Monday, October 19, 2015

I asked my brother yesterday... tell my mom that I had died and gone to heaven -- South Shore Country Club. (Or, as it is known today, South Shore Cultural Center.)

You see, for my mother, an Irish Catholic girl growing up in Chicago in the 1920s and '30s, South Shore Country Club was just about the coolest place on earth. If you could attend just one formal dance there, well, you might as well exit this life because there was no greater goal left on your bucket list. Everything after that would be a letdown.

So it was with this knowledge that I drove down to the South Shore neighborhood yesterday to take in one of the many gems on the Open House Chicago tour.

(If you didn't go this weekend you really should next year. A friend of mine told me about once but it went in one ear and out the other. I mean, come on, drive all the way into the city from Glenview to gawk at a bunch of buildings? No way! But this year one of my readers and my wife suggested it and I'm glad they did. Even though we only went to three places -- the Sky-Line Club on North Michigan Avenue, the Seventeenth Church of Christ, Scientist on Wacker Drive, and SSCC -- it was really worth it.

Next year I want to bring my uncle to the old Sears headquarters on South Holman Avenue on the West Side; he and my dad both worked there until the Willis Sears Tower was completed in 1973. The original location had 14 floors; I think my uncle once told me that when he moved into the new building on Wacker his office was on a lower floor.)

So this blog post is really for my mom; indulge me. She doesn't read it (can you believe that?), but my brother can show her the pictures when he visits her. (I took all of these yesterday except for the first and last ones -- I lifted them from Wikipedia.)

The woman in the lobby (main room?), above, told us that the club was founded in 1906. (As you can see, we were allowed to go up to the second floor as well.)

But before we go inside, let's take a little stroll around the grounds, shall we? The current structure, above, was completed in 1916 in a Mediterranean Revival style.

South Shore evolved into a Jewish and Irish Catholic neighborhood, but the club was originally for Protestants only; charter members included Marshall Field and A. Montgomery Ward. (Is that why there was a police car in front? Did someone tell them I was coming?)

Walking south, I recalled the lady saying that although Jews and blacks were never considered for membership, Irish Catholics were first admitted in 1958, the year I was born. Coincidence?

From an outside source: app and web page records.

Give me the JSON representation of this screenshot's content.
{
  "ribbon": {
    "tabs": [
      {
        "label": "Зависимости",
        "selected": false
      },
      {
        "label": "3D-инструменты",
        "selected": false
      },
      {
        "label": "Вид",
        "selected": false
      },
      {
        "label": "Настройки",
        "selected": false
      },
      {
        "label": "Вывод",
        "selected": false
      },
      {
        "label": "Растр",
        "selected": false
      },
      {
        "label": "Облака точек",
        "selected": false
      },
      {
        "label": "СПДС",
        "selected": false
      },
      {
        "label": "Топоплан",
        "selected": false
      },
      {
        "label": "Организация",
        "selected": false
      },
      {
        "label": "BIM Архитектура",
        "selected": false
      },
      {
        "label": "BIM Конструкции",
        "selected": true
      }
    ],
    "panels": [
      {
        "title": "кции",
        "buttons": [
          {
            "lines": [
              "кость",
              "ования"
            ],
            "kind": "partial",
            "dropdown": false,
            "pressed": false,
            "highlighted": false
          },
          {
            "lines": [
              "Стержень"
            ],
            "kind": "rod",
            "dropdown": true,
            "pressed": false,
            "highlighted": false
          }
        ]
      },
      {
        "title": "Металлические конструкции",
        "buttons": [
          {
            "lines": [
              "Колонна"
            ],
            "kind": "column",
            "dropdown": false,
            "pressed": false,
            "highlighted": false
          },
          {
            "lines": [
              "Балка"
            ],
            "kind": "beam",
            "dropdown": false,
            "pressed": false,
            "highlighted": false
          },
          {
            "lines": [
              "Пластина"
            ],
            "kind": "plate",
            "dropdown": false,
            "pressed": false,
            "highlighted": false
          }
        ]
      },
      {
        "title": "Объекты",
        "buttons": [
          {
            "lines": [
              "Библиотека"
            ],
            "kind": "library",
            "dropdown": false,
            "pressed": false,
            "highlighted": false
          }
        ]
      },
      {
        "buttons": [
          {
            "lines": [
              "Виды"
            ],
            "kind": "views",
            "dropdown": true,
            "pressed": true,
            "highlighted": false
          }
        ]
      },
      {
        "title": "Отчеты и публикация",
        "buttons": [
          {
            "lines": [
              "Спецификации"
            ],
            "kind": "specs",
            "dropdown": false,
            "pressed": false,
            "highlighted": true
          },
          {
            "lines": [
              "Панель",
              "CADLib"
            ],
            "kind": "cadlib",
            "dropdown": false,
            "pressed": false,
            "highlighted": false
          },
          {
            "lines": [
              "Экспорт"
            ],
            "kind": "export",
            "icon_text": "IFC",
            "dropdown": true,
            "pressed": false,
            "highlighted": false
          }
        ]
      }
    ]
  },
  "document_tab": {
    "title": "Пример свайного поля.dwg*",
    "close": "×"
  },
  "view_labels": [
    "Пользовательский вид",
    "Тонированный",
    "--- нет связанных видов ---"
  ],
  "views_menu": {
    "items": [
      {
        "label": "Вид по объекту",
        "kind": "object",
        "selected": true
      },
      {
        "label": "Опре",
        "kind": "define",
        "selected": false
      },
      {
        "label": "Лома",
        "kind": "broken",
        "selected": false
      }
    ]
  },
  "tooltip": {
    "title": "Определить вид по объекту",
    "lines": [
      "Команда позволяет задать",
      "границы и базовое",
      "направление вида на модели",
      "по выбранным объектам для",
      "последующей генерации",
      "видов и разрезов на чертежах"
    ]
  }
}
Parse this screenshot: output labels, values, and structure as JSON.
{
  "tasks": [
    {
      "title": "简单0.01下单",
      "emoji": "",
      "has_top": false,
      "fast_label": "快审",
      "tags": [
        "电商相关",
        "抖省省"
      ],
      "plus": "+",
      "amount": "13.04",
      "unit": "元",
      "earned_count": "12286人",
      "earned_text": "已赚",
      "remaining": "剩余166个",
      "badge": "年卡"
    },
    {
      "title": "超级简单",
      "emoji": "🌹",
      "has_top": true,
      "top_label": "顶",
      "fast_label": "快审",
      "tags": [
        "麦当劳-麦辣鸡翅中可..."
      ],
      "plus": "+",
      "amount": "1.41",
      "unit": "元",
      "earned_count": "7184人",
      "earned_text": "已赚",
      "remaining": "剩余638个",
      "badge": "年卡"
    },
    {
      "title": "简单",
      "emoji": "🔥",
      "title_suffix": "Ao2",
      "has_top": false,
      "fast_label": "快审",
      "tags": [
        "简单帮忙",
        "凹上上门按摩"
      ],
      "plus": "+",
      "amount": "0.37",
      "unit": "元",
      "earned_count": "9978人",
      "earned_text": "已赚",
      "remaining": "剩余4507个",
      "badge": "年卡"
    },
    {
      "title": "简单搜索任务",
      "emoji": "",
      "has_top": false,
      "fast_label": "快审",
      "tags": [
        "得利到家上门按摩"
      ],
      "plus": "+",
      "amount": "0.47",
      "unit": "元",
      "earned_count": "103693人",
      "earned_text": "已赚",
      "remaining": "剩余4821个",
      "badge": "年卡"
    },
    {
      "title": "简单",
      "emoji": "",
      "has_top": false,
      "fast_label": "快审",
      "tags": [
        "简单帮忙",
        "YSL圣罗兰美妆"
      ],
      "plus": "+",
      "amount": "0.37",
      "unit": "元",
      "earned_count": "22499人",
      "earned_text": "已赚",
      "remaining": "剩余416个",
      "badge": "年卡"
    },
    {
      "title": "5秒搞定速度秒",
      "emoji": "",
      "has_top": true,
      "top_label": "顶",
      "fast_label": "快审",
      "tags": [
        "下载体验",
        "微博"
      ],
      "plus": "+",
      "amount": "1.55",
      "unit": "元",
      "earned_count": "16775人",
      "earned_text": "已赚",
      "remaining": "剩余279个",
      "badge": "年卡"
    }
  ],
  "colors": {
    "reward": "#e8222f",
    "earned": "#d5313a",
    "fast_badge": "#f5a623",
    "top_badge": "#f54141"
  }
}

The woman, who was African American, said that blacks couldn't even wait for a bus on the sidewalk in front on South Shore Drive. If they did, the club would call the police!

Besides the main clubhouse, South Shore Country Club originally had stables, a nine-hole golf course, tennis courts, a bowling green, and a private beach on Lake Michigan, above.

Here's the back of the club. That's sand from the beach.

Walking north along the water now.

Time to go inside.

Behind the lobby is the Solarium, above, which looks out over the lake.

On the north side of the clubhouse is the Ballroom, in which a young Barack and Michelle Obama danced at their wedding reception in 1992. (I'll bet my Fox News-watching mother will be thrilled to hear that!)

To the south of the lobby are two rooms from the original 1916 building.

The theater, above, houses the South Shore Opera Company. ("Yes, we really have an opera company," the lady insisted.)

By the 1960s, the South Shore neighborhood began to "change." For those of you not from Chicago, that means "whites moved out to the suburbs as blacks moved in." From my understanding, the Irish and Jews left South Shore practically "overnight," sometime in the late 1960s.

According to Wikipedia, the club considered opening its membership to Jews in 1967 (kind of like locking, or unlocking, the barn door after the horse had left) and African Americans a little while after. But by now it was too late.

The decision at that time not to open membership accelerated the decline of the club; in 1973, the decision was made to liquidate its assets, and in 1975, the property was sold to the Chicago Park District for $9,775,000.

It was listed on the U.S. National Register of Historic Places in 1975.

A coalition of neighborhood activists and historic preservationists successfully convinced the Park District not to demolish the buildings. Instead, the facility was renamed the South Shore Cultural Center. Over two decades, the main buildings were slowly renovated and repurposed. Other buildings were torn down.

By now it was time for me to go. (Quick -- before that cop sees me!)

I think one of the reasons I'm enjoying being back in the city is that so much of my family's history is here. I don't know if my mother ever made it to one of those dances at South Shore Country Club, but her youngest son was there this weekend.

1 comment:

Ed Crotty said...

Glad you made it!! We tooled around the South Side - Decorators Supply - which makes all of the ornate plasterwork for it seems the whole country, Stockyards Brick - which reclaims brick, timer and other things, the PLANT - which creates its own methane to power a bakery, a brewery (soon) a shrimp/fish/aquaponic greens farm, and a coffee roaster. Thalia hall in Pilsen ( plus lunch on 18th st ) and we were the last ones to get into the Columbia Yacht club - ( it is an old ferry - the view is great but it is not fancy ).